▸ EXERCISE
Check every line below for the string "title", and copy the lines that contain it.

Excerpts from a dataset
▼
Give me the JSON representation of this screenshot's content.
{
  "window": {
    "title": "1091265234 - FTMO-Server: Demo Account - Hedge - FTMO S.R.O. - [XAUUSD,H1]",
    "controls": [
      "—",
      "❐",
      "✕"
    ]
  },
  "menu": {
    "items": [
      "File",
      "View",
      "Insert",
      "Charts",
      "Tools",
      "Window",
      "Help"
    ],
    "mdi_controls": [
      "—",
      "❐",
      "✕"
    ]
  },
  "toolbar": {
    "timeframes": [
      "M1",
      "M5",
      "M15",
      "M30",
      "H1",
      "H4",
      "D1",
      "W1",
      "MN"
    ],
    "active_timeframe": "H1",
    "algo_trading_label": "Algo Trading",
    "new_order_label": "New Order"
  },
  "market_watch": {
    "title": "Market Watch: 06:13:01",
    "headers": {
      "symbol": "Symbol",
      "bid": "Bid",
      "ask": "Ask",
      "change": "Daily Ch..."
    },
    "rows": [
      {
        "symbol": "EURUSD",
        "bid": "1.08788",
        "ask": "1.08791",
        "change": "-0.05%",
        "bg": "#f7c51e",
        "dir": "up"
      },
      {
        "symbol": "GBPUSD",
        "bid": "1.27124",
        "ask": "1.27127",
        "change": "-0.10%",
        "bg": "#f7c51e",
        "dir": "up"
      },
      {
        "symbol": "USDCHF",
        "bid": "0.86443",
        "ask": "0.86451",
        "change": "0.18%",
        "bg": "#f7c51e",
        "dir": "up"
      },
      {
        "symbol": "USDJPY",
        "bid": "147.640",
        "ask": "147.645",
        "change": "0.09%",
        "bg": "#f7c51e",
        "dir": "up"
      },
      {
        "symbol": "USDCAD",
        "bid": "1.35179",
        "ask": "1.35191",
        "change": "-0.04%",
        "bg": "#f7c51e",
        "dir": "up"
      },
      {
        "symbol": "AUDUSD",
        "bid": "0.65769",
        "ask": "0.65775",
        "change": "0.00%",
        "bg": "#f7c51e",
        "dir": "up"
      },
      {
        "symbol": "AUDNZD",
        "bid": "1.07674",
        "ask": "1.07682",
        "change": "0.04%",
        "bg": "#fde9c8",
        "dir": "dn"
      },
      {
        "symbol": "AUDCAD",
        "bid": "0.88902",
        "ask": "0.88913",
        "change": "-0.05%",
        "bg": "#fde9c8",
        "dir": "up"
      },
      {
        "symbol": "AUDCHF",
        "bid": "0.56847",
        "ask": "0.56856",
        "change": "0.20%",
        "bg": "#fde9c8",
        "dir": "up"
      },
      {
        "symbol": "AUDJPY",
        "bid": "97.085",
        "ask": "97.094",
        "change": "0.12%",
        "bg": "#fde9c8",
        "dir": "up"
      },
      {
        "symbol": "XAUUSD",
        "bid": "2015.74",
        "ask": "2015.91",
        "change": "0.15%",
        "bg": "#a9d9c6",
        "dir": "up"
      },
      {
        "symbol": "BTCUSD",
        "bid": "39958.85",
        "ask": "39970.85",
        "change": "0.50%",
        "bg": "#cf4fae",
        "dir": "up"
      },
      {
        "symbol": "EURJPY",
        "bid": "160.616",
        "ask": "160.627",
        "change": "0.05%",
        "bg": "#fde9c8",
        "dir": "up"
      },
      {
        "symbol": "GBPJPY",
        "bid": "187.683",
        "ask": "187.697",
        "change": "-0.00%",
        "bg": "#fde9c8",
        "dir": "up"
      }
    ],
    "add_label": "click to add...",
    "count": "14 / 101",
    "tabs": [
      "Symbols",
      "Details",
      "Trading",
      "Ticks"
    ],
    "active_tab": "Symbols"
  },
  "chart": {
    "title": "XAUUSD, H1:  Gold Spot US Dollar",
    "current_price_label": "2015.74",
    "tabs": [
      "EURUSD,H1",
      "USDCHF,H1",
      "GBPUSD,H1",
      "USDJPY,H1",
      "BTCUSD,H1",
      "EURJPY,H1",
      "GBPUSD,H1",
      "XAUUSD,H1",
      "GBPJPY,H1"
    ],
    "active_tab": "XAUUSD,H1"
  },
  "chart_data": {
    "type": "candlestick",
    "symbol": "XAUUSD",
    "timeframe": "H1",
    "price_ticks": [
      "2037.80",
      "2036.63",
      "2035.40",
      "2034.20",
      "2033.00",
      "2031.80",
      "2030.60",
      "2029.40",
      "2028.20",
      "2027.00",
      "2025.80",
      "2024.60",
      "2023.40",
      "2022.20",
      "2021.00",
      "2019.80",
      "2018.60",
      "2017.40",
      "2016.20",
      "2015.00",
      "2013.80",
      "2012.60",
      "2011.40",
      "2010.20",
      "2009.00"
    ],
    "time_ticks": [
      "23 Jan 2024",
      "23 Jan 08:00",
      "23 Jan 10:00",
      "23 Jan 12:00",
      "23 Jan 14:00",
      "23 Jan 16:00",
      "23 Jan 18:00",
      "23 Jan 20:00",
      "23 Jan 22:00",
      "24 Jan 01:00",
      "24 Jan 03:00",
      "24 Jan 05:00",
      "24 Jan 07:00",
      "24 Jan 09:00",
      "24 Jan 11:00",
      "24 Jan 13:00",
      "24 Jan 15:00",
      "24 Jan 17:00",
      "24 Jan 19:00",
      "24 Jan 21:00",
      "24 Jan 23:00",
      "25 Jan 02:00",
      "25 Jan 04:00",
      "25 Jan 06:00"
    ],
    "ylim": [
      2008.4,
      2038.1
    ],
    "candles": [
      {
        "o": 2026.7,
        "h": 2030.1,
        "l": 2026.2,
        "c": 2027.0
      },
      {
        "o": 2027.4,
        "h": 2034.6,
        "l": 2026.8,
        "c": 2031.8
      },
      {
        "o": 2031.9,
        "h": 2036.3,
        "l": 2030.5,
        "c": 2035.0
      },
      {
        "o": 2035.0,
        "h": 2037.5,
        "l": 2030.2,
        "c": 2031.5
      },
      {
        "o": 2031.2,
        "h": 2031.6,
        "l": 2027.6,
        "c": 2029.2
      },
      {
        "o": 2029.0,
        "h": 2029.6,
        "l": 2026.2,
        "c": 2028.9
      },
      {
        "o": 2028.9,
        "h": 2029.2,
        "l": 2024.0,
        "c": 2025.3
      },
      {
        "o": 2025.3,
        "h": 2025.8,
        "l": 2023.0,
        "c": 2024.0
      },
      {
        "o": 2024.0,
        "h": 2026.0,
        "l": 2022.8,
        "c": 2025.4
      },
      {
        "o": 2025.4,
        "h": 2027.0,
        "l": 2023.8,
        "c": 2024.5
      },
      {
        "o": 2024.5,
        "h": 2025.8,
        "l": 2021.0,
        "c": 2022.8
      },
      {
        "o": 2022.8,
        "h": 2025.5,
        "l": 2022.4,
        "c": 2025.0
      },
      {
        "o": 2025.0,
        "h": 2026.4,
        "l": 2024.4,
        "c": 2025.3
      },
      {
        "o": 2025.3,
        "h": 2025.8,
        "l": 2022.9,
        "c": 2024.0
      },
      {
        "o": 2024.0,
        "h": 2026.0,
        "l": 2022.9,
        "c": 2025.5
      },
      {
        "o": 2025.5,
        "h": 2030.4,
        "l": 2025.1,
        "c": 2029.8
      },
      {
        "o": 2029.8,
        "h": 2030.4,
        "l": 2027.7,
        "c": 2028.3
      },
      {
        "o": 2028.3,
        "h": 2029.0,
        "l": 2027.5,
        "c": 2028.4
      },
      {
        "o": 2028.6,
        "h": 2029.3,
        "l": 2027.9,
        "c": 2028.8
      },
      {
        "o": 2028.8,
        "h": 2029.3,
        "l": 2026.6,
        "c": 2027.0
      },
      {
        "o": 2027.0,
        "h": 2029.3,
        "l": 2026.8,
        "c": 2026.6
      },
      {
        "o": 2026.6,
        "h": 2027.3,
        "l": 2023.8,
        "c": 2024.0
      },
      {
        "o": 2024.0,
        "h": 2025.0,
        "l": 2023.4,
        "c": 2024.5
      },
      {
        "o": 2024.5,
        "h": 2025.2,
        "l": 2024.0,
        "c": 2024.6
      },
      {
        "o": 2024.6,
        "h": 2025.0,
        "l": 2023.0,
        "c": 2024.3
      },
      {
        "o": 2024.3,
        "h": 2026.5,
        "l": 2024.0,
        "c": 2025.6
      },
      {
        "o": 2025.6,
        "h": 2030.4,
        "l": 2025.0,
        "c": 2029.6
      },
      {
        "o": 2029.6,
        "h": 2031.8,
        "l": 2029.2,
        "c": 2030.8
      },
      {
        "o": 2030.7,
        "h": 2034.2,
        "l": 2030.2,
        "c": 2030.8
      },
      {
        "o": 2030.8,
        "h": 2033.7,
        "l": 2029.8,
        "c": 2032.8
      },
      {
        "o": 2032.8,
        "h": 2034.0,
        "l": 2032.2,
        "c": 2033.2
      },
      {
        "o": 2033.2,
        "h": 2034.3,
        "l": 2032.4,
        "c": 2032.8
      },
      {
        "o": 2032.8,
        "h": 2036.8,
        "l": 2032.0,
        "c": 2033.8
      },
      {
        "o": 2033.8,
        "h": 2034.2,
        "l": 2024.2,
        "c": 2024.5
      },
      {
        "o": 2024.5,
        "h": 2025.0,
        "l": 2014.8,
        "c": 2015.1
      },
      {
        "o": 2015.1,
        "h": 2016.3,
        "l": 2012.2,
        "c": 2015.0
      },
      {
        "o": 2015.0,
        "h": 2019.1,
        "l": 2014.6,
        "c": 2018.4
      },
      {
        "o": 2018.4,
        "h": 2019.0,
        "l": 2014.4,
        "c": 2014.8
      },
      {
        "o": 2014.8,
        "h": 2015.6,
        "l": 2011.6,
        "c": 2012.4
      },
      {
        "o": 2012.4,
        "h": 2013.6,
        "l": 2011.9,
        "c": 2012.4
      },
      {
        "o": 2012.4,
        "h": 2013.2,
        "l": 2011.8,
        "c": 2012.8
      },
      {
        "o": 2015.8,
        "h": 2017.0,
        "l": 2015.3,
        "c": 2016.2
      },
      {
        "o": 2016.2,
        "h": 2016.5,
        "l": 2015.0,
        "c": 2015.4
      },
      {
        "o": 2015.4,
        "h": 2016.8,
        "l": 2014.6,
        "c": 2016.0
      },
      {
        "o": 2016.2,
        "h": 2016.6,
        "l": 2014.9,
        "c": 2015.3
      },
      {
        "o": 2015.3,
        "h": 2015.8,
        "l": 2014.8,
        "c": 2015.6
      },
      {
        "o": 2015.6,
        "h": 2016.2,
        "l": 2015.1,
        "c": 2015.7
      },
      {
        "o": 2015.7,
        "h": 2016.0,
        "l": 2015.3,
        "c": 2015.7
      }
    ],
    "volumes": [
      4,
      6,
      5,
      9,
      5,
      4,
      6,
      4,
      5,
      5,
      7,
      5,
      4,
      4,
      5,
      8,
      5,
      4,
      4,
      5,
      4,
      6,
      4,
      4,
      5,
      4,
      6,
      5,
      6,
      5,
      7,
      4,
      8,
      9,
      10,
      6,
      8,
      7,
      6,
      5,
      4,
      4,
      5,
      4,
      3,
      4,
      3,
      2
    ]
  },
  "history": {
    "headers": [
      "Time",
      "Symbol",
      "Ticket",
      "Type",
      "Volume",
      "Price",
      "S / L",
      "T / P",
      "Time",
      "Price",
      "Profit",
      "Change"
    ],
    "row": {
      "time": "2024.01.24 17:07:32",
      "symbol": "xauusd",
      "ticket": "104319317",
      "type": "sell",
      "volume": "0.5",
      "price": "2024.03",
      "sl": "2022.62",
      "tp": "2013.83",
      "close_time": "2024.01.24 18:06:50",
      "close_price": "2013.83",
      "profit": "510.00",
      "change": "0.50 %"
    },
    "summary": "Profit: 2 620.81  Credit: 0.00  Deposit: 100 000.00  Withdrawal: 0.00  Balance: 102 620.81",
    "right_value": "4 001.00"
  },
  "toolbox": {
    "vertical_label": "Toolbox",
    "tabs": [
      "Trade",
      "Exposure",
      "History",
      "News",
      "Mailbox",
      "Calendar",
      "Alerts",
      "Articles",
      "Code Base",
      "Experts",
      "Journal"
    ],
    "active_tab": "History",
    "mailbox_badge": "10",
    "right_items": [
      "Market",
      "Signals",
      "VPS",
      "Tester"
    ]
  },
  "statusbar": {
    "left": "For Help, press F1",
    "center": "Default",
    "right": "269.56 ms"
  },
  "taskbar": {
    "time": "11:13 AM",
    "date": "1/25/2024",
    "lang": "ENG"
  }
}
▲
▸ YOUR SOLUTION
    "title": "1091265234 - FTMO-Server: Demo Account - Hedge - FTMO S.R.O. - [XAUUSD,H1]",
    "title": "Market Watch: 06:13:01",
    "title": "XAUUSD, H1:  Gold Spot US Dollar",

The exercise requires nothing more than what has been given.